Effect of various whey protein supplements on recovery from prolonged endurance exercise in trained cyclists : a thesis presented in partial fulfilment of the requirements for the degree of Master of Science in Nutritional Science at Massey University, Palmerston North, New Zealand
Background: Protein-containing recovery beverages are proposed to support an athlete's recovery from exercise through stimulation of insulin release, promoting the restoration of muscle glycogen stores, and stimulation of protein synthesis and muscle protein restoration. Objective: The present study aimed to determine, (1) whether there is an insulinotropic effect of whey proteins, when consumed in addition to carbohydrate, which is assumed to enhance muscle glycogen resynthesis and (2) whether a blend of hydrolysate and intact protein, when consumed in addition to carbohydrate, will enhance the athlete's recovery from exercise. Design: Twelve trained top level cyclists repeated a protocol on four consecutive weeks, during which either a control beverage (Carb) or three beverages containing whey protein (carbohydrate and intact protein (Carb + I); carbohydrate and protein hydrolysate (Carb + H; carbohydrate and intact protein : protein hydrolysate mix (Carb + M)) were consumed during recovery from exhaustive endurance exercise. The beverages were formulated to supply 1.2 g/kg/hour carbohydrate and 0.4 g/kg/hour protein. Subjects followed a controlled diet two days before each experimental day. On the experimental day the athletes each performed a glycogen-depleting exercise programme, then received the designated dietary beverage every 30 minutes for the first two hours post-exercise. The progress of recovery was monitored via the measurement of cardiovascular recovery, and the appearance and relative concentration of metabolites in blood (15 samples over a four hour period, obtained via an indwelling cannula) and urine samples (13 samples over a seven hour period) collected sequentially during the post-exercise recovery period. Results: Plasma albumin concentrations were significantly lower following consumption of beverages containing whey protein (Carb + H, p<0.01; Carb + M, p<0.05) compared to that observed with the Carb beverage. Urine output was significantly higher after consumption of the Carb beverage than with any of the three-protein containing beverages (Carb + I, p<0.01; Carb + H, p<0.05; Carb + M, p<0.05) during the period of controlled fluid consumption. Heart rate recovery was found to be significantly greater following consumption of the three protein-containing beverages (Carb + I, p<0.001; Carb + M, p<0.001, Carb + H, p<0.01) than following consumption of the Carb beverage.

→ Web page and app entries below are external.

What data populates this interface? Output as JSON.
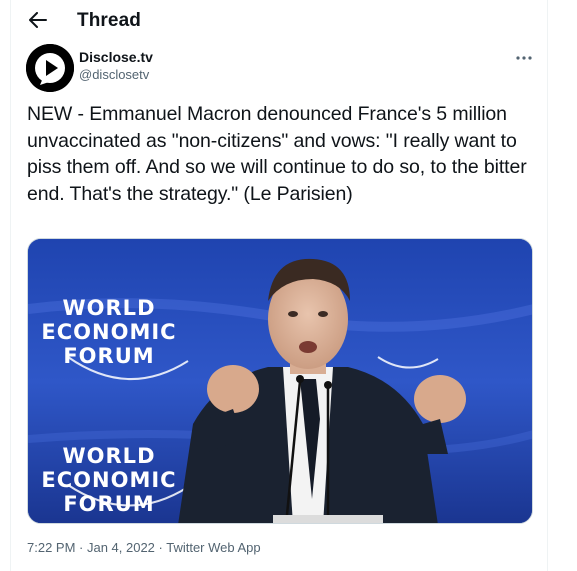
{
  "header": {
    "title": "Thread",
    "back_icon": "arrow-left-icon"
  },
  "tweet": {
    "author": {
      "name": "Disclose.tv",
      "handle": "@disclosetv",
      "avatar_icon": "disclose-logo-icon"
    },
    "more_icon": "more-horizontal-icon",
    "text": "NEW - Emmanuel Macron denounced France's 5 million unvaccinated as \"non-citizens\" and vows: \"I really want to piss them off. And so we will continue to do so, to the bitter end. That's the strategy.\" (Le Parisien)",
    "media": {
      "logo_lines": [
        "WORLD",
        "ECONOMIC",
        "FORUM"
      ]
    },
    "meta": "7:22 PM · Jan 4, 2022 · Twitter Web App"
  },
  "colors": {
    "text": "#0f1419",
    "secondary": "#536471",
    "border": "#eff3f4",
    "media_blue": "#2848b2"
  }
}
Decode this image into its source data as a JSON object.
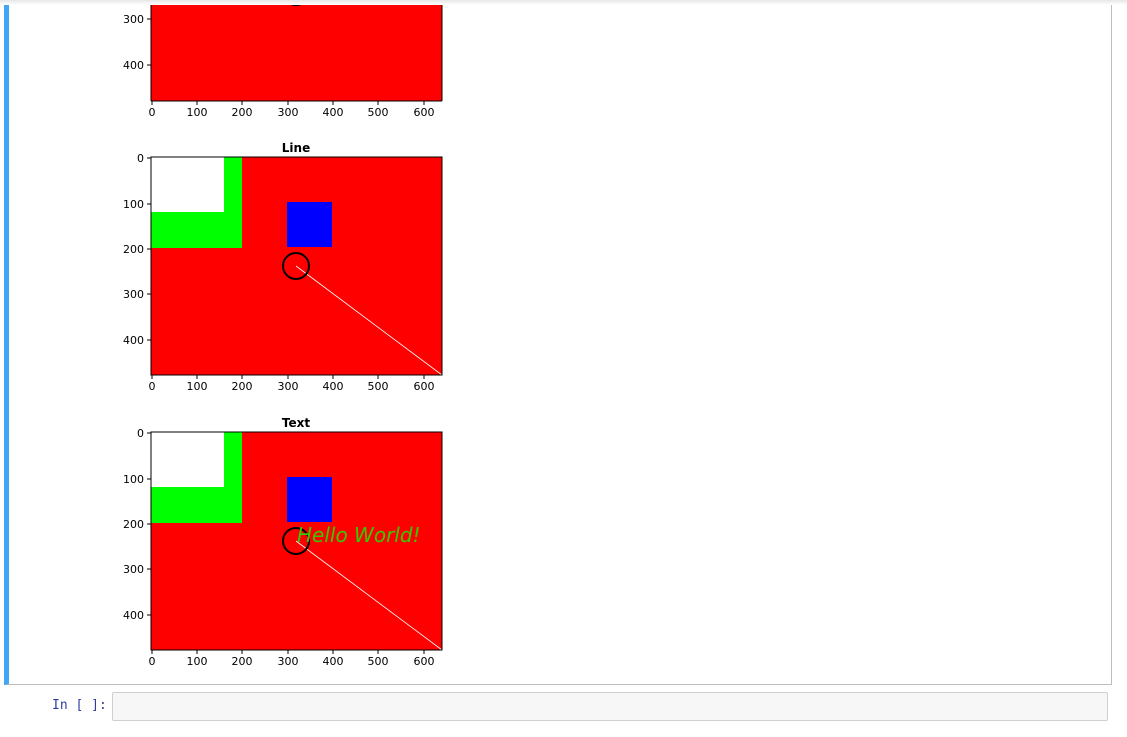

The Carb + M beverage produced increased heart rate recovery (p<0.001) compared to that observed following consumption of the other two protein-containing beverages (Carb + I, Carb + H). Following correction of the data for haematocrit, to account for the hydration status of the athletes, a significant difference (p<0.05) in the ratio of plasma insulin to plasma glucose concentrations was found following consumption of any of beverages containing whey protein (Carb + I, Carb + H, Carb + M) compared to that observed for the Carb beverage. Consumption of the Carb + I beverage resulted in significantly higher concentrations of urinary nitrogen excretion as urea (p<0.05) and ammonia (p<0.01), and significantly higher plasma concentrations of the amino acids Valine, Leucine, Isoleucine, Phenylalanine, Tryptophan, and Tyrosine (p<0.05). Conclusions: The addition of whey protein to a carbohydrate-containing beverage stimulated enhanced recovery from exercise. A major factor in the improved recovery was increased rehydration following consumption of the protein-containing beverages, mainly due to the high sodium content of these beverages. This increased rehydration was shown to influence results for plasma insulin and plasma glucose concentrations where, after accounting for the hydration status of athletes, a difference between consumption of the Carb beverage and that observed for any of the three protein-containing beverages was observed. The results also allude to a potential benefit of protein hydrolysates over intact protein on protein recovery. Consuming a protein mix (Carb + M) also appears to improve heart rate recovery compared to consuming either intact (Carb + I) or hydrolysed (Carb + H) proteins individually. The results of this study highlight the importance of dietary protein on enhancing recovery from endurance exercise.